|This artifact captures the quality attributes and constraints that have system-wide scope. It also captures system-wide functional requirements.
This artifact is used for the following purposes:
- To describe the quality attributes of the system, and the constraints
that the design options must satisfy to deliver the business goals, objectives,
- To capture functional requirements that are not expressed as
- To negotiate between, and select from, competing design options
- To assess the sizing, cost, and viability of the proposed system
- To understand the service-level requirements for operational
management of the solution
system-wide requirements by a number of common themes or subcategories: the
areas of performance and capacity, availability, usability, security and privacy,
maintainability, manageability, and flexibility.

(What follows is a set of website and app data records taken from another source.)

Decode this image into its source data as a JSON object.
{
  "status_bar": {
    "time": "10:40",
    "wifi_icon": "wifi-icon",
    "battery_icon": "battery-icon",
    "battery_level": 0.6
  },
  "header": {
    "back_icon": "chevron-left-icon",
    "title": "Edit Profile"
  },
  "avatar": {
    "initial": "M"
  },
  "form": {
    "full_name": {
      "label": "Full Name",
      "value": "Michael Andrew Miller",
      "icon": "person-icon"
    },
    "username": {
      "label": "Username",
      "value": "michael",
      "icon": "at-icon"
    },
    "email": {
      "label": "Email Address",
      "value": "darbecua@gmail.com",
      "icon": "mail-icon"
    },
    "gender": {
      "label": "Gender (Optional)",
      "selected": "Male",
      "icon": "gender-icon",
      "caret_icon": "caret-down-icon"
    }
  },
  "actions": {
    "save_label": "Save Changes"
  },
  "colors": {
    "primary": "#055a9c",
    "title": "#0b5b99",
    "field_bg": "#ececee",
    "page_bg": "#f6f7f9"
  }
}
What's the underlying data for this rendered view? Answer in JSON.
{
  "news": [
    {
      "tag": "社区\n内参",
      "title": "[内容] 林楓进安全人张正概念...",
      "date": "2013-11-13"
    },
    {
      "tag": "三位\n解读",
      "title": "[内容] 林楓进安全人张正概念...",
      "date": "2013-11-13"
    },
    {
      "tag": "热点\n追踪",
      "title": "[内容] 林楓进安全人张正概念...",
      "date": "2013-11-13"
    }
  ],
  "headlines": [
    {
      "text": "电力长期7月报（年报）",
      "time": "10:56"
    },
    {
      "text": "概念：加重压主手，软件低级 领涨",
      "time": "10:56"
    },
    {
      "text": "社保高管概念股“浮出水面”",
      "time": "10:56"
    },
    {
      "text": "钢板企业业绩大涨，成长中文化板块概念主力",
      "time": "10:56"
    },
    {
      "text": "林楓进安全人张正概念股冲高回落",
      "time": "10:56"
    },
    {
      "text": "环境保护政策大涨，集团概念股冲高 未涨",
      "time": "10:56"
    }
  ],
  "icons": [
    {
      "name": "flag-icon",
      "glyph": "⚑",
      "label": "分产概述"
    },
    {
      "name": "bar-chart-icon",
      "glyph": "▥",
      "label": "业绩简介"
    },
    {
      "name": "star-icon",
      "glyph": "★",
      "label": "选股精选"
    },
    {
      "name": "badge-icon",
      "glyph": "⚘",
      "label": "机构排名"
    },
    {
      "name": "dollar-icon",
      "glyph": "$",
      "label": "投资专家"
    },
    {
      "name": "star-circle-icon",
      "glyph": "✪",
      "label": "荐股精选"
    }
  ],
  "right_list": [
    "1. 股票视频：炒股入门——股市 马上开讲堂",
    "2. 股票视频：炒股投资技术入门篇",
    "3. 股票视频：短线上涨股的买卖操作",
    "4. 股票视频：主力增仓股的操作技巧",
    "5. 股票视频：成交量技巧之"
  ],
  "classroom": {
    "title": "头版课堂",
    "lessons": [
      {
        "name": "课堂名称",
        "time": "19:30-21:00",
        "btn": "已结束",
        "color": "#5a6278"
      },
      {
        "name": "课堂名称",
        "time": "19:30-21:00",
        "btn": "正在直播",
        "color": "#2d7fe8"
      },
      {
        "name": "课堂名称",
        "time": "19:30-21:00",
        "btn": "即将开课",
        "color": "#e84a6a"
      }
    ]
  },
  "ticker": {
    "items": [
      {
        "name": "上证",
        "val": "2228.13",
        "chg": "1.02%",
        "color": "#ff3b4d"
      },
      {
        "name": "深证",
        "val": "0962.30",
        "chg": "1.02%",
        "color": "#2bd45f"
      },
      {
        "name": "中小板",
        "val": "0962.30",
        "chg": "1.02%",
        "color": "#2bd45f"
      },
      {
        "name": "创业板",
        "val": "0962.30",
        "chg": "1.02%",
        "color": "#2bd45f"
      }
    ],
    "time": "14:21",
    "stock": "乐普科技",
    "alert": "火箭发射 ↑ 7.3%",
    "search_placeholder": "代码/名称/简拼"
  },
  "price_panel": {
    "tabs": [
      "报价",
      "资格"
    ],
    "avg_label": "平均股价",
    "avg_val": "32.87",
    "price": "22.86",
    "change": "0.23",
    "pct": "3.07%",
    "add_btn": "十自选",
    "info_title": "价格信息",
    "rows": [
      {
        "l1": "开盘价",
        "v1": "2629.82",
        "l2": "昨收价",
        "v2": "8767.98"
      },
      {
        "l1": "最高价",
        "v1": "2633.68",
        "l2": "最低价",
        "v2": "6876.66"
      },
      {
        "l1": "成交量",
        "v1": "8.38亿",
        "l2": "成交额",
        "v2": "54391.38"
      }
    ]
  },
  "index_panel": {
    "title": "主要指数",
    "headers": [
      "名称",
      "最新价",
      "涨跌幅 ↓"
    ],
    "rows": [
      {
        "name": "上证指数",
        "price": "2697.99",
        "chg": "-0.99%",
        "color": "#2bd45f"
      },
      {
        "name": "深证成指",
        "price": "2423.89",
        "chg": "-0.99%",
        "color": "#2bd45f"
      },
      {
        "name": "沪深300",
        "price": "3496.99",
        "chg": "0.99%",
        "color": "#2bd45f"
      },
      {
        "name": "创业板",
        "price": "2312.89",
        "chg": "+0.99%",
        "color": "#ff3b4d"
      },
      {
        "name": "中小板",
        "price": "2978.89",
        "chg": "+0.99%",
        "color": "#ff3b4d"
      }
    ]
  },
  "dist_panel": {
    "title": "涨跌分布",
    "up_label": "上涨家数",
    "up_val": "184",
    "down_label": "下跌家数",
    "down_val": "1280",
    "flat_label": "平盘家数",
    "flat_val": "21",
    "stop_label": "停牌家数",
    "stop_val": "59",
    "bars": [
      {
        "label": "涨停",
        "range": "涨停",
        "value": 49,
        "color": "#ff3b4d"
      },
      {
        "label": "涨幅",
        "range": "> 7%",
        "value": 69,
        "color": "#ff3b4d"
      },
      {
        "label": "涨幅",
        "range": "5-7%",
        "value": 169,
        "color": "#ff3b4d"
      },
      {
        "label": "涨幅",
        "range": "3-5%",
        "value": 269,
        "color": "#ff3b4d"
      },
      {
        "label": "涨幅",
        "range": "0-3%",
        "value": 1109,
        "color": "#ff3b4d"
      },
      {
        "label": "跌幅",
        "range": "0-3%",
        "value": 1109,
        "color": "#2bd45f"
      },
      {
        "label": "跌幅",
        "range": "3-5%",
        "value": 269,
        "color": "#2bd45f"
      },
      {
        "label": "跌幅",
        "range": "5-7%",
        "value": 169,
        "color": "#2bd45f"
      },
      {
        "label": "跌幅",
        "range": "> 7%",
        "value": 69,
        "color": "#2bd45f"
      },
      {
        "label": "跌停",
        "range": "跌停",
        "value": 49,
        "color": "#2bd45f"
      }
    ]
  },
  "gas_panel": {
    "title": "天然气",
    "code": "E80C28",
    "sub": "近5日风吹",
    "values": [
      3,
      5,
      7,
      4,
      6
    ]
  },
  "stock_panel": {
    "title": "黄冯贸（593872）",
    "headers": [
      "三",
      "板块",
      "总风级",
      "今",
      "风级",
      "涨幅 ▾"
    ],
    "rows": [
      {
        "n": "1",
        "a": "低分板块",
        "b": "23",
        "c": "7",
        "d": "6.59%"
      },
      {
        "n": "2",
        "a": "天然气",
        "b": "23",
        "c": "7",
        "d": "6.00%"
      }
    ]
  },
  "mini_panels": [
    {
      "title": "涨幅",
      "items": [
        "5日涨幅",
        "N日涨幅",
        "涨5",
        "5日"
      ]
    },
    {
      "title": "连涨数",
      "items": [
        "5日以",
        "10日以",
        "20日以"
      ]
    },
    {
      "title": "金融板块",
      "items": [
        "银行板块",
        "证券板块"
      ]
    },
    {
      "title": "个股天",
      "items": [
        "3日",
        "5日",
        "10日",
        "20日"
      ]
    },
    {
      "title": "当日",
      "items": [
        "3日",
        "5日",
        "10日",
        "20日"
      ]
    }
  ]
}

See the supporting guidance
for a description of the recommended categorization approach.
each system-wide requirement, capture attributes such as the source and priority
of the requirements, as described by the associated requirements management
- When you document system-wide requirements, ensure that the needs
of all of the stakeholders are represented. In particular, include
the needs of those who are responsible for maintaining or supporting the system
after it is delivered.
- Typically, there are some overlaps and gray areas between system-wide
requirements and other requirements work products. For example, the
authorization behavior of a system can be specified as use cases or as statements
within system-wide requirements. The overall driving need is that no important
requirements are missed or duplicated, and that there is an agreed upon approach
for capturing and processing every type of requirement.
- System-wide requirements originate from many places. Documenting
the source of the requirement is particularly important when you separate
externally mandated requirements.
- Requirements are often thought of as "Qualitative" (specifying
a quality or desirable characteristic) versus "Quantitative" (specifying
a quantity). Qualitative requirements can sometimes be elaborated into quantitative
- A good quality requirement is one that you can verify, either
through testing or some other objective evaluation.
- You must evaluate system-wide requirements for cost, schedule
impact, and level of contribution to business goals. Based on your
evaluation, the system-wide requirements should be iteratively challenged,
defended, and amended.
|Impact of not having||
you do not adequately manage and meet system-wide requirements, you risk delivering
a system that might be unacceptable to stakeholders.
|Reasons for not needing||
You do not need to use this artifact if none of the categories of system-wide
requirements apply to the project under consideration.
artifact represents the influences on the design and delivery of a system,
which cover a broad range of themes. Document the requirements for each theme
under separate headings within a document or under appropriate category identifiers
in a requirements gathering tool. Give categories easy-to-recognize identifiers,
so individual requirements can be readily associated with the appropriate
category. The format of requirements vary from category to category; some
are heavily textual, and others are more structured and quantitative.